* [Dataset content]:

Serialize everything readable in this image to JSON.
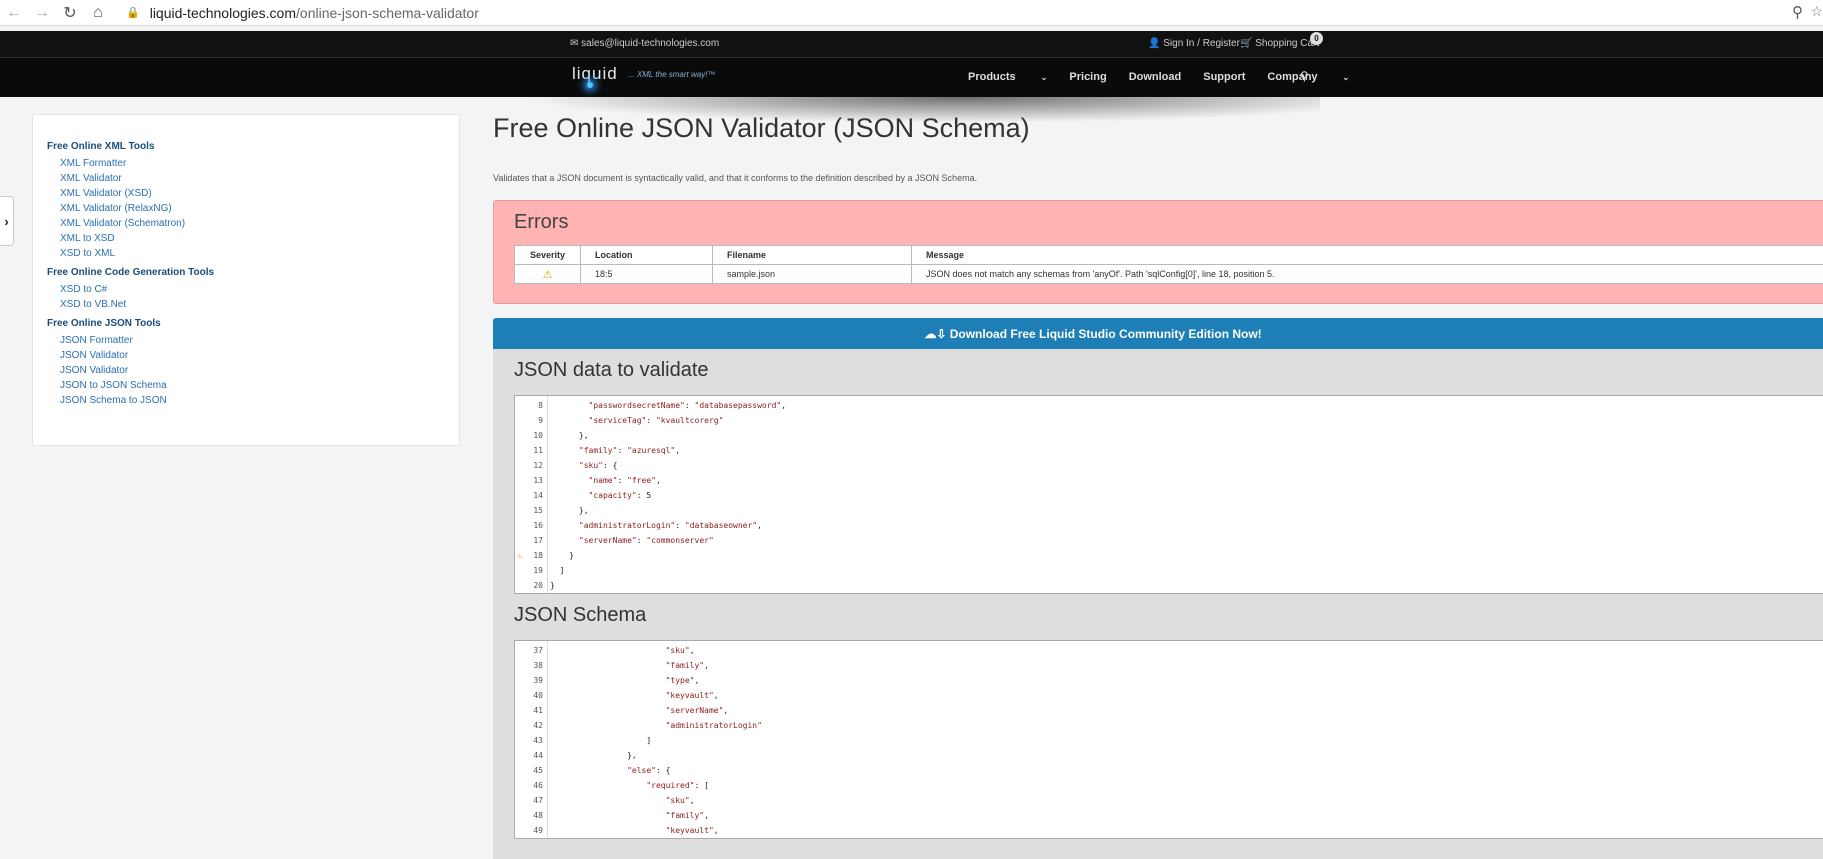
{
  "browser": {
    "url_domain": "liquid-technologies.com",
    "url_path": "/online-json-schema-validator"
  },
  "topbar": {
    "email": "sales@liquid-technologies.com",
    "signin": "Sign In / Register",
    "cart": "Shopping Cart",
    "cart_count": "0"
  },
  "nav": {
    "logo": "liquid",
    "tagline": "... XML the smart way!™",
    "items": [
      "Products",
      "Pricing",
      "Download",
      "Support",
      "Company"
    ]
  },
  "sidebar": {
    "groups": [
      {
        "title": "Free Online XML Tools",
        "links": [
          "XML Formatter",
          "XML Validator",
          "XML Validator (XSD)",
          "XML Validator (RelaxNG)",
          "XML Validator (Schematron)",
          "XML to XSD",
          "XSD to XML"
        ]
      },
      {
        "title": "Free Online Code Generation Tools",
        "links": [
          "XSD to C#",
          "XSD to VB.Net"
        ]
      },
      {
        "title": "Free Online JSON Tools",
        "links": [
          "JSON Formatter",
          "JSON Validator",
          "JSON Validator",
          "JSON to JSON Schema",
          "JSON Schema to JSON"
        ]
      }
    ]
  },
  "main": {
    "title": "Free Online JSON Validator (JSON Schema)",
    "description": "Validates that a JSON document is syntactically valid, and that it conforms to the definition described by a JSON Schema."
  },
  "errors": {
    "title": "Errors",
    "headers": [
      "Severity",
      "Location",
      "Filename",
      "Message"
    ],
    "rows": [
      {
        "location": "18:5",
        "filename": "sample.json",
        "message": "JSON does not match any schemas from 'anyOf'. Path 'sqlConfig[0]', line 18, position 5."
      }
    ]
  },
  "download_banner": "Download Free Liquid Studio Community Edition Now!",
  "json_data": {
    "title": "JSON data to validate",
    "lines": [
      {
        "n": "8",
        "t": "        \"passwordsecretName\": \"databasepassword\","
      },
      {
        "n": "9",
        "t": "        \"serviceTag\": \"kvaultcorerg\""
      },
      {
        "n": "10",
        "t": "      },"
      },
      {
        "n": "11",
        "t": "      \"family\": \"azuresql\","
      },
      {
        "n": "12",
        "t": "      \"sku\": {"
      },
      {
        "n": "13",
        "t": "        \"name\": \"free\","
      },
      {
        "n": "14",
        "t": "        \"capacity\": 5"
      },
      {
        "n": "15",
        "t": "      },"
      },
      {
        "n": "16",
        "t": "      \"administratorLogin\": \"databaseowner\","
      },
      {
        "n": "17",
        "t": "      \"serverName\": \"commonserver\""
      },
      {
        "n": "18",
        "t": "    }"
      },
      {
        "n": "19",
        "t": "  ]"
      },
      {
        "n": "20",
        "t": "}"
      }
    ]
  },
  "json_schema": {
    "title": "JSON Schema",
    "lines": [
      {
        "n": "37",
        "t": "                        \"sku\","
      },
      {
        "n": "38",
        "t": "                        \"family\","
      },
      {
        "n": "39",
        "t": "                        \"type\","
      },
      {
        "n": "40",
        "t": "                        \"keyvault\","
      },
      {
        "n": "41",
        "t": "                        \"serverName\","
      },
      {
        "n": "42",
        "t": "                        \"administratorLogin\""
      },
      {
        "n": "43",
        "t": "                    ]"
      },
      {
        "n": "44",
        "t": "                },"
      },
      {
        "n": "45",
        "t": "                \"else\": {"
      },
      {
        "n": "46",
        "t": "                    \"required\": ["
      },
      {
        "n": "47",
        "t": "                        \"sku\","
      },
      {
        "n": "48",
        "t": "                        \"family\","
      },
      {
        "n": "49",
        "t": "                        \"keyvault\","
      }
    ]
  },
  "colors": {
    "error_bg": "#ffb3b3",
    "banner": "#1d7fb5",
    "link": "#2a6fb0",
    "string": "#8b1a1a"
  }
}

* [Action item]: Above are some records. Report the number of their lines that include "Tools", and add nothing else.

* [Completed task]: 3